    Dismiss Notice
Dismiss Notice
Join Physics Forums Today!
The friendliest, high quality science and math community on the planet! Everyone who loves science is here!

Elliptic Integrals

  1. Sep 2, 2006 #1
    Dear gurus

    Can any one kindly enlighten me how to go abt solving the attached equation expressed in spherical coordinates? basically, it describes the magnetic field in the radial direction with r,theta and phi denoting the radius, polar and azimuthal angles.

    My problem is that I do not know how to relate this equation to elliptic integral as it is to the power of 3/2. :confused: Any help is deeply appreciated. o:)

    Thx in advance!

    Attached Files:

  2. jcsd
  3. Sep 6, 2006 #2


    User Avatar
    Science Advisor
    Homework Helper

    Here's the trick. U need to use some notations

    [tex] R^{2}+r^{2} =p^{2} [/tex]

    [tex] 2rR\sin\vartheta =u [/tex]

    One has that [itex] p^2 >0 \ ,\ u>0 [/itex].

    Then the integral becomes

    [tex] B_{r}(r,\vartheta) =C \int_{0}^{2\pi} \frac{d\phi}{\left(p^{2}-u \sin\phi\right)^{\frac{3}{2}}} = C [/tex]

    times the result below. The notation for the complete elliptic integrals is the one Mathematica uses. U can check it out on the Wolfram site and compare it to the standard one (for example the one in Gradshteyn & Rytzik).

    Last edited: Nov 22, 2006
  4. Sep 6, 2006 #3


    User Avatar
    Science Advisor
    Homework Helper

Know someone interested in this topic?
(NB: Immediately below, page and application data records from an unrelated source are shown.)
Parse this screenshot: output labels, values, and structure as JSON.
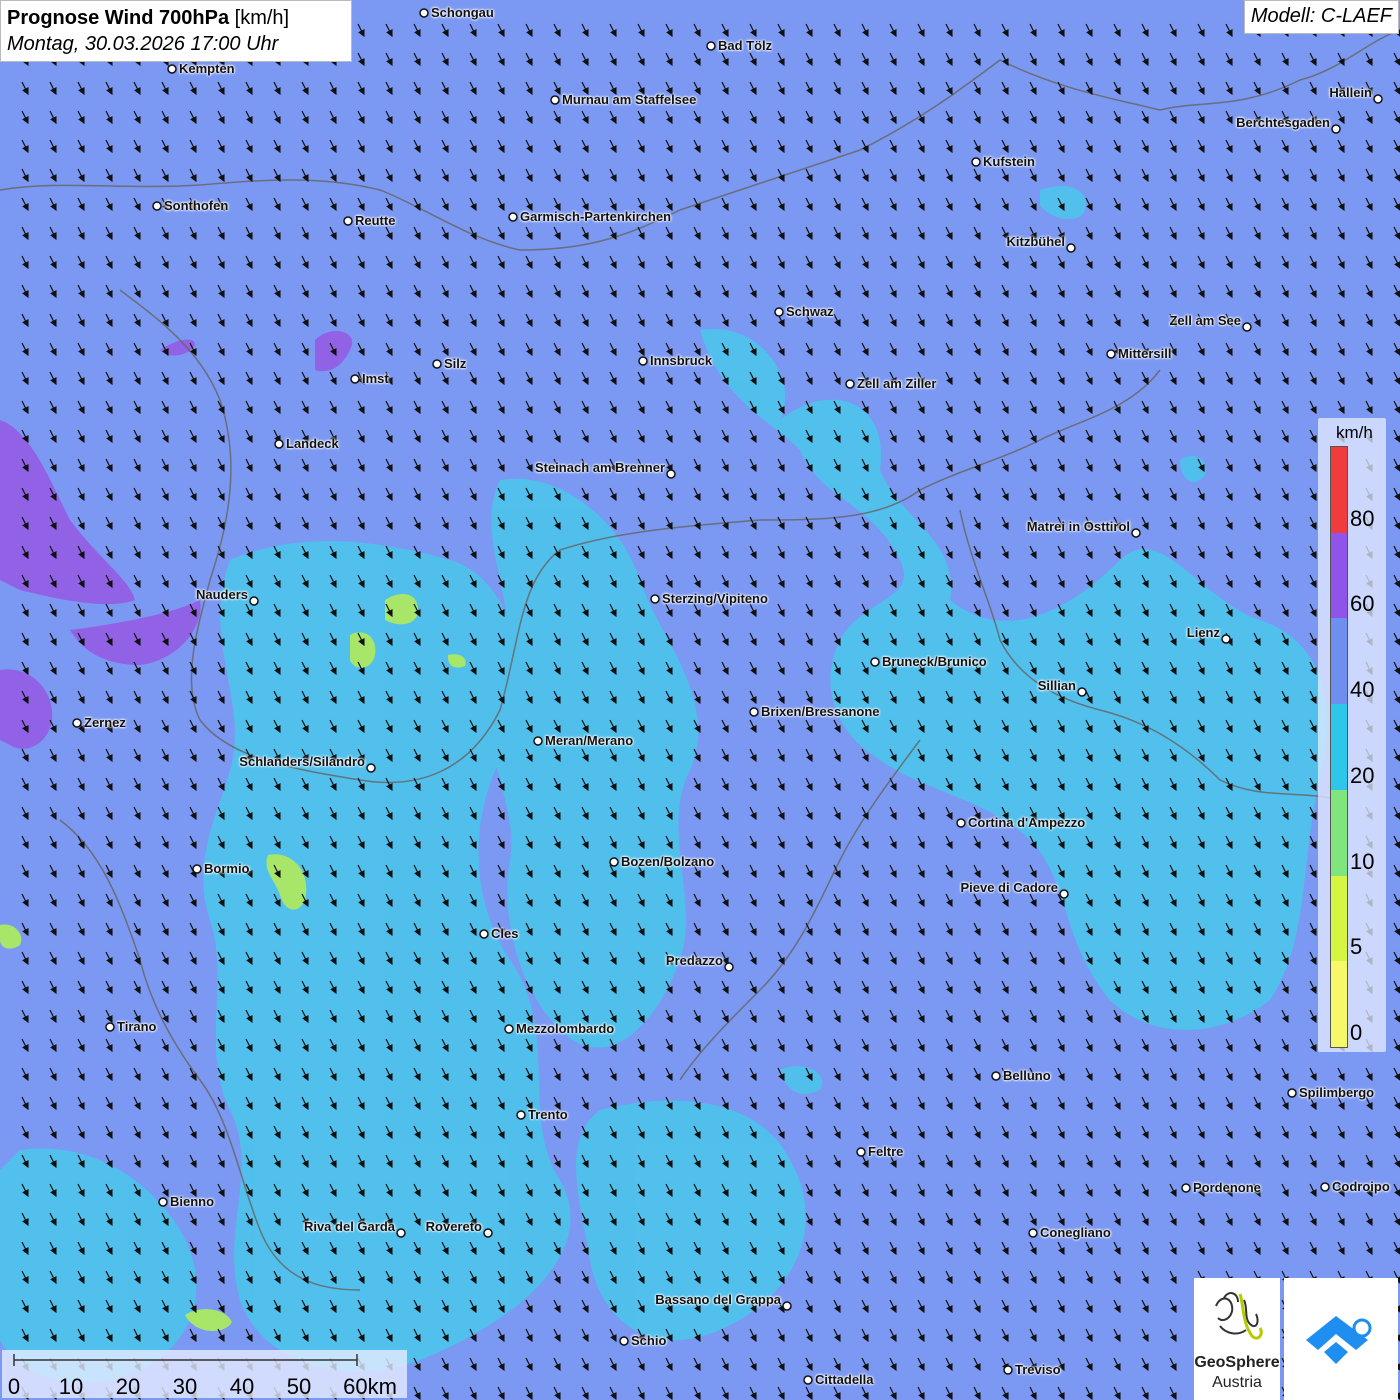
{
  "header": {
    "title_bold": "Prognose Wind 700hPa",
    "title_unit": "[km/h]",
    "datetime": "Montag, 30.03.2026 17:00 Uhr",
    "model": "Modell: C-LAEF"
  },
  "legend": {
    "unit": "km/h",
    "ticks": [
      "80",
      "60",
      "40",
      "20",
      "10",
      "5",
      "0"
    ],
    "colors": [
      "#f03c3c",
      "#8f55ea",
      "#6f8ff0",
      "#2ec6ea",
      "#7fe67e",
      "#d6f542",
      "#f7f76a"
    ]
  },
  "scale": {
    "labels": [
      "0",
      "10",
      "20",
      "30",
      "40",
      "50",
      "60km"
    ]
  },
  "logos": {
    "geosphere_line1": "GeoSphere",
    "geosphere_line2": "Austria",
    "icons": [
      "geosphere-logo-icon",
      "weather-app-icon"
    ]
  },
  "map_colors": {
    "background_wind": "#7b98f2",
    "light_wind": "#52c4ee",
    "calm": "#a6e46e",
    "strong": "#9360e6"
  },
  "cities": [
    {
      "name": "Schongau",
      "label_side": "right"
    },
    {
      "name": "Bad Tölz",
      "label_side": "right"
    },
    {
      "name": "Kempten",
      "label_side": "right"
    },
    {
      "name": "Murnau am Staffelsee",
      "label_side": "right"
    },
    {
      "name": "Hallein",
      "label_side": "left"
    },
    {
      "name": "Berchtesgaden",
      "label_side": "left"
    },
    {
      "name": "Kufstein",
      "label_side": "right"
    },
    {
      "name": "Sonthofen",
      "label_side": "right"
    },
    {
      "name": "Reutte",
      "label_side": "right"
    },
    {
      "name": "Garmisch-Partenkirchen",
      "label_side": "right"
    },
    {
      "name": "Kitzbühel",
      "label_side": "left"
    },
    {
      "name": "Schwaz",
      "label_side": "right"
    },
    {
      "name": "Zell am See",
      "label_side": "left"
    },
    {
      "name": "Innsbruck",
      "label_side": "right"
    },
    {
      "name": "Mittersill",
      "label_side": "right"
    },
    {
      "name": "Silz",
      "label_side": "right"
    },
    {
      "name": "Imst",
      "label_side": "right"
    },
    {
      "name": "Zell am Ziller",
      "label_side": "right"
    },
    {
      "name": "Landeck",
      "label_side": "right"
    },
    {
      "name": "Steinach am Brenner",
      "label_side": "left"
    },
    {
      "name": "Matrei in Osttirol",
      "label_side": "left"
    },
    {
      "name": "Nauders",
      "label_side": "left"
    },
    {
      "name": "Sterzing/Vipiteno",
      "label_side": "right"
    },
    {
      "name": "Lienz",
      "label_side": "left"
    },
    {
      "name": "Bruneck/Brunico",
      "label_side": "right"
    },
    {
      "name": "Sillian",
      "label_side": "left"
    },
    {
      "name": "Brixen/Bressanone",
      "label_side": "right"
    },
    {
      "name": "Zernez",
      "label_side": "right"
    },
    {
      "name": "Meran/Merano",
      "label_side": "right"
    },
    {
      "name": "Schlanders/Silandro",
      "label_side": "left"
    },
    {
      "name": "Cortina d'Ampezzo",
      "label_side": "right"
    },
    {
      "name": "Bozen/Bolzano",
      "label_side": "right"
    },
    {
      "name": "Bormio",
      "label_side": "right"
    },
    {
      "name": "Pieve di Cadore",
      "label_side": "left"
    },
    {
      "name": "Cles",
      "label_side": "right"
    },
    {
      "name": "Predazzo",
      "label_side": "left"
    },
    {
      "name": "Tirano",
      "label_side": "right"
    },
    {
      "name": "Mezzolombardo",
      "label_side": "right"
    },
    {
      "name": "Belluno",
      "label_side": "right"
    },
    {
      "name": "Spilimbergo",
      "label_side": "right"
    },
    {
      "name": "Trento",
      "label_side": "right"
    },
    {
      "name": "Feltre",
      "label_side": "right"
    },
    {
      "name": "Bienno",
      "label_side": "right"
    },
    {
      "name": "Pordenone",
      "label_side": "right"
    },
    {
      "name": "Codroipo",
      "label_side": "right"
    },
    {
      "name": "Riva del Garda",
      "label_side": "left"
    },
    {
      "name": "Rovereto",
      "label_side": "left"
    },
    {
      "name": "Conegliano",
      "label_side": "right"
    },
    {
      "name": "Bassano del Grappa",
      "label_side": "left"
    },
    {
      "name": "Schio",
      "label_side": "right"
    },
    {
      "name": "Treviso",
      "label_side": "right"
    },
    {
      "name": "Cittadella",
      "label_side": "right"
    }
  ]
}
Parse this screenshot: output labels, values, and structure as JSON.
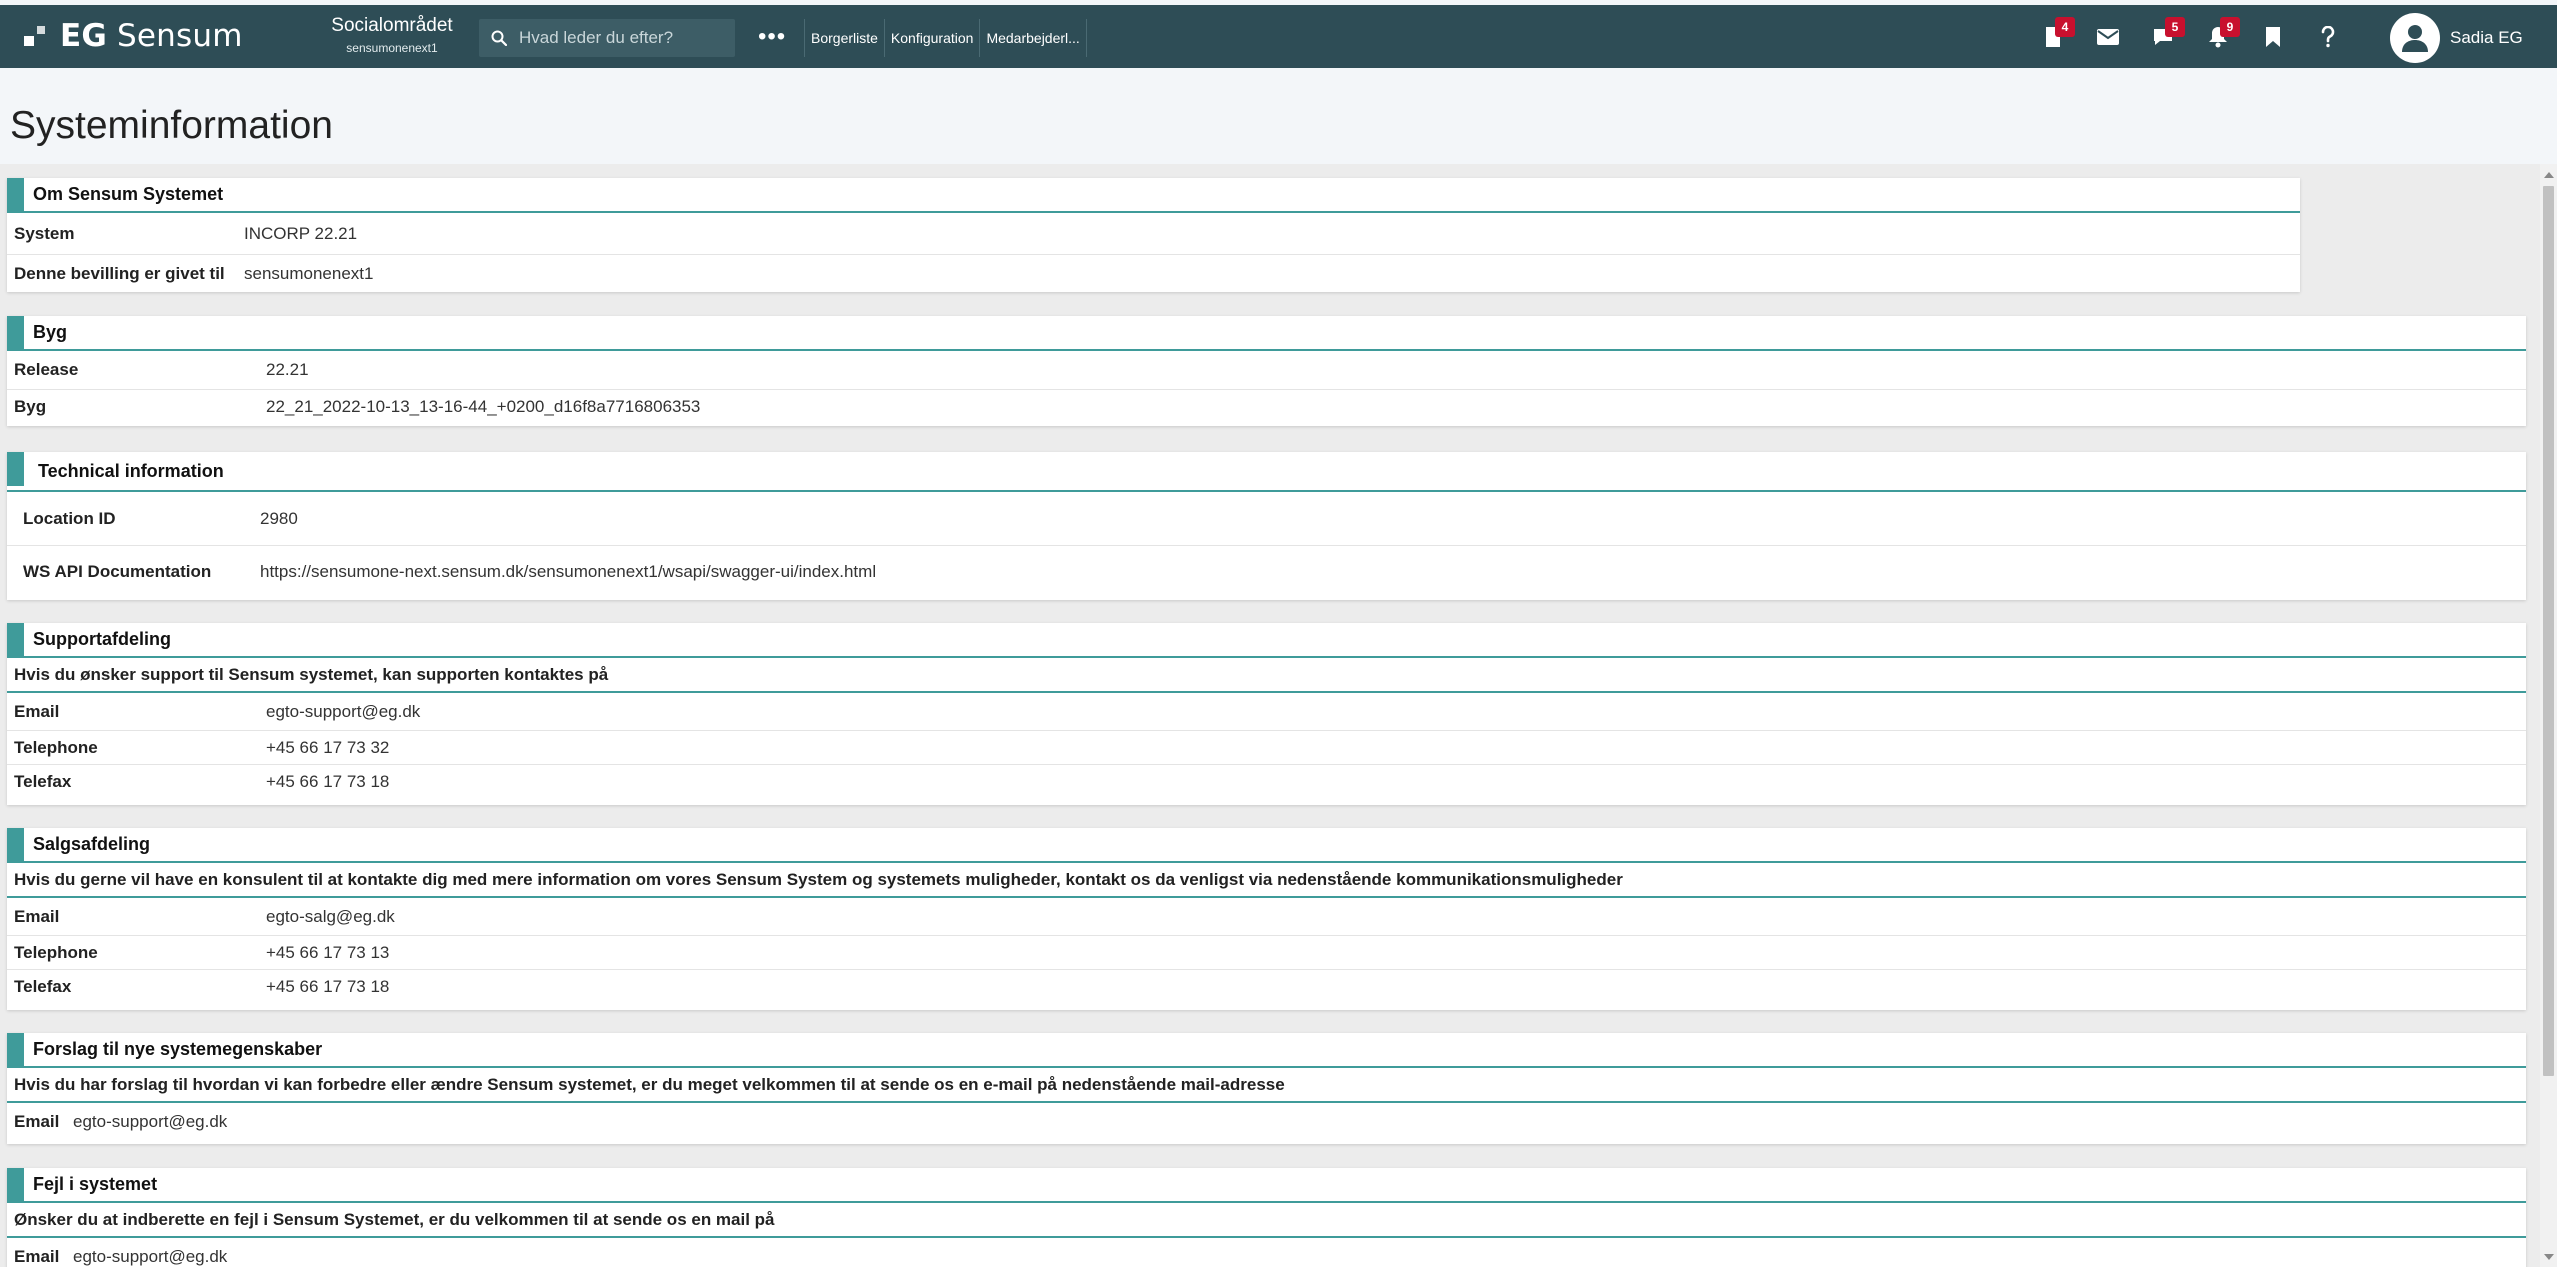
{
  "header": {
    "brand_bold": "EG",
    "brand_name": "Sensum",
    "area_title": "Socialområdet",
    "area_sub": "sensumonenext1",
    "search_placeholder": "Hvad leder du efter?",
    "more_label": "•••",
    "nav": [
      "Borgerliste",
      "Konfiguration",
      "Medarbejderl..."
    ],
    "badges": {
      "tasks": "4",
      "messages": "5",
      "notifications": "9"
    },
    "user_name": "Sadia EG"
  },
  "page": {
    "title": "Systeminformation"
  },
  "sections": {
    "about": {
      "title": "Om Sensum Systemet",
      "rows": [
        {
          "label": "System",
          "value": "INCORP 22.21"
        },
        {
          "label": "Denne bevilling er givet til",
          "value": "sensumonenext1"
        }
      ]
    },
    "build": {
      "title": "Byg",
      "rows": [
        {
          "label": "Release",
          "value": "22.21"
        },
        {
          "label": "Byg",
          "value": "22_21_2022-10-13_13-16-44_+0200_d16f8a7716806353"
        }
      ]
    },
    "tech": {
      "title": "Technical information",
      "rows": [
        {
          "label": "Location ID",
          "value": "2980"
        },
        {
          "label": "WS API Documentation",
          "value": "https://sensumone-next.sensum.dk/sensumonenext1/wsapi/swagger-ui/index.html"
        }
      ]
    },
    "support": {
      "title": "Supportafdeling",
      "intro": "Hvis du ønsker support til Sensum systemet, kan supporten kontaktes på",
      "rows": [
        {
          "label": "Email",
          "value": "egto-support@eg.dk"
        },
        {
          "label": "Telephone",
          "value": "+45 66 17 73 32"
        },
        {
          "label": "Telefax",
          "value": "+45 66 17 73 18"
        }
      ]
    },
    "sales": {
      "title": "Salgsafdeling",
      "intro": "Hvis du gerne vil have en konsulent til at kontakte dig med mere information om vores Sensum System og systemets muligheder, kontakt os da venligst via nedenstående kommunikationsmuligheder",
      "rows": [
        {
          "label": "Email",
          "value": "egto-salg@eg.dk"
        },
        {
          "label": "Telephone",
          "value": "+45 66 17 73 13"
        },
        {
          "label": "Telefax",
          "value": "+45 66 17 73 18"
        }
      ]
    },
    "suggest": {
      "title": "Forslag til nye systemegenskaber",
      "intro": "Hvis du har forslag til hvordan vi kan forbedre eller ændre Sensum systemet, er du meget velkommen til at sende os en e-mail på nedenstående mail-adresse",
      "rows": [
        {
          "label": "Email",
          "value": "egto-support@eg.dk"
        }
      ]
    },
    "errors": {
      "title": "Fejl i systemet",
      "intro": "Ønsker du at indberette en fejl i Sensum Systemet, er du velkommen til at sende os en mail på",
      "rows": [
        {
          "label": "Email",
          "value": "egto-support@eg.dk"
        }
      ]
    }
  },
  "colors": {
    "topbar": "#2e4d56",
    "accent": "#3f9b9a",
    "badge": "#c8102e"
  }
}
Share this thread via Reddit, Google+, Twitter, or Facebook

Similar Discussions: Elliptic Integrals
  1. Integral ? (Replies: 2)